Admittance of personal bias here: One of the four framed comics in my living room is a signed copy of Shutter #1. After buying that first issue though, I didn’t end up adding it to my pull list. While the story’s world was visually engrossing and the protagonist Kate Kristopher unlike many I had read about recently, the pacing felt a bit off to me, rushing through the most interesting aspects and slowing to a crawl whenever some moment of overplayed melodrama occurred. I figured at some point I’d get back to it when collected as a trade, and so here I’m at a few months later, having read the first volume in one sitting at a local Corvallis coffee shop that’s equal parts whimsy, grime and excellent Mexican mochas, an assessment that I don’t hesitate offering to this first volume if you’d replace Mexican Mocha with bloody dinosaurs. Shutter occurs in a fantastical version of Earth where monocled anthropomorphic buffalo ride the train alongside child fauns, and a platypus can be the scariest being in the room. In this world, Kate Kristopher is renowned as one of its preeminent explorers, her family’s legacy, uncovering new secrets about this amazing world such as battling giant squids on pirate ships. At least that was the case until ten years before we meet an adult Kate in the first issue. Since her retirement, Kate has taken up work as a photographer, feeling without much purpose on her twenty-seventh birthday when she’s attacked by purple magic ninja at her dad’s tombstone.
Throughout this first volume, Kate deals with the discovery of a family secret that thrusts her back into the world of danger that she’d abandoned after her father died during their last exploration together. Along for the ride are Kate’s robotic cat assistant (one of the most adorable characters to grace comics in a while), and a family member Kate meets about halfway through this first volume. Personality wise, Kate comes off as a smart, brave and cynical person who struggles to find a new place for herself in the world and cares intensely for her closest friends. As things progress, we meet a cadre of interesting characters who’s allegiances remain ambiguous, among them a copper-plated robot who mans a chicken vehicle and has mice mystics as his assistants, and a lion mobster called Shaw who seems present for almost all of the comic’s most gruesome scenes and who’s best friend Exland, a badass fox woman rides a TRICERATOPS. I could spend the rest of the review simply listing the interesting characters Joe Keatinge and Leila Del Duca unleash on us issue by issue, but I think once you get to the skeletal Chinese dragon thing you’ll get a sense of how manically imaginative the creators are.
Tonally, I was surprised by Shutter as it progressed. Pitched as Indiana Jones for the twenty-first century, I feel that the comparison only holds in that the character’s both explore at some interval, Kate having written books when not fighting things and Indy supposedly teaching archaeology.
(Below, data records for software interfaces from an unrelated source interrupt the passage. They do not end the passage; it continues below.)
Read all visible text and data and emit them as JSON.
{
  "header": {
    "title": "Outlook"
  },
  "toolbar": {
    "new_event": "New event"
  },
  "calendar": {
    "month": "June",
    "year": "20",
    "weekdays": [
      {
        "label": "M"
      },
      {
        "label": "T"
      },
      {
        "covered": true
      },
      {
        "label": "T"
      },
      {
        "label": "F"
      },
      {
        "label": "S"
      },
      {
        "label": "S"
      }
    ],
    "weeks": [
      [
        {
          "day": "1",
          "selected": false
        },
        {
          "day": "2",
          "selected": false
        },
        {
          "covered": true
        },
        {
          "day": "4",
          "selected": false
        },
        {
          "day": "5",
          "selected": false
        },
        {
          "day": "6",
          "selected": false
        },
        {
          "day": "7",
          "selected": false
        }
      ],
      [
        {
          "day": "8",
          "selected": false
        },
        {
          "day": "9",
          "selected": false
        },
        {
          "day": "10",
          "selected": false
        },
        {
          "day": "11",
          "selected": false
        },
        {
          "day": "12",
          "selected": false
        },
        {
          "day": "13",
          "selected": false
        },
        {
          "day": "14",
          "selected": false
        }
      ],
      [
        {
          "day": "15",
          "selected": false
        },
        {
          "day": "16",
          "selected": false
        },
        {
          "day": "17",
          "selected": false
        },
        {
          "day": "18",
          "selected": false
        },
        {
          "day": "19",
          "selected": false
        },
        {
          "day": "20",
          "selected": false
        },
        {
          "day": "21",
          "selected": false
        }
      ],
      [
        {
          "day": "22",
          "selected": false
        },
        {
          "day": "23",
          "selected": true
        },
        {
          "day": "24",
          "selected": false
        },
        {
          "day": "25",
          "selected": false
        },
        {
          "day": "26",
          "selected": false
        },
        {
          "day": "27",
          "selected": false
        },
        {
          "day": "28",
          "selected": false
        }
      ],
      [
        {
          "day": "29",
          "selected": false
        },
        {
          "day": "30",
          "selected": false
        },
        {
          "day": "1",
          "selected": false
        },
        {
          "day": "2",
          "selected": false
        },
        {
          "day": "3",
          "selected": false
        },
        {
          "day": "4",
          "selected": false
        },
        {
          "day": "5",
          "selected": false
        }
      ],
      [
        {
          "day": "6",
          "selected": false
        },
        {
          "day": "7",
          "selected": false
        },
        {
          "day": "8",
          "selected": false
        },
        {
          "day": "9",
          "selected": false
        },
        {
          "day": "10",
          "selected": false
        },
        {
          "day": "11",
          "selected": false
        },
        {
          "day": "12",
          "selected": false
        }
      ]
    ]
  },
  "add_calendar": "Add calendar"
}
Beyond that though, it’s hard to say what the similarities are. While there’s face melting in one of the Indy films, things don’t veer towards gore too often. Then there’s Shutter that treats us to some on-panel deaths that left me a bit eked. The fact that many of the characters are non-humans I think lends this comic some darkness that would otherwise not be present. It’s one thing when a human gets shot in the head, but there’s something even more unnerving when a cute reptile shoots a Big Gun and maims a character. The funny thing is that the first issue gave me the impression that this would be an all ages affair, or at least something appropriate for teens. If I were a parent though, I’d consider flipping through this one before handing it over to someone younger than sixteen as its graphic violence may be a bit much for some.
Beyond the visuals and the characters, I found the story really lacking. While plenty of action and reveals happen each issue, I continued to feel as if we weren’t getting enough emotional development in most pages. Kate spends most of the comic being pissed at one person or another, and empathizing with her righteous anger can’t be the only feeling we’re expected to sustain throughout. The moments that most got to me were the quiet ones that I feel I rarely have seen in any ongoing comic, such as a page where Kate and her cat robot read side-by-side, the characters exhibiting a level of contentment we rarely see from either as they show the reader how therapeutic reading can be in a time of immense stress. Similarly, we’re later treated to a scene where Kate walks us and another character through the workings of a film projector. In these scenes, I feel as if Keatinge’s most invested in the story, revealing that in spite living so many adventures, Kate finds perhaps the greatest level of enjoyment in these quiet activities that us in our own mundane world often take for granted.
Despite how negative I may seem about this comic, I’m interested to checking in when volume two is released to see if Keatinge manages to inject the comic with greater pathos. Leila Del Duca is a stunner at character design, so even if things don’t improve on the script front I have full confidence that the world of Shutter will continue to be one of the more visually engaging comics out right now.
Writer: Joe Keatinge Artist: Leila Del Duca Publisher: Image Comics Price: $9.99 Release Date: 11/12/14 Format: TPB; Print/Digital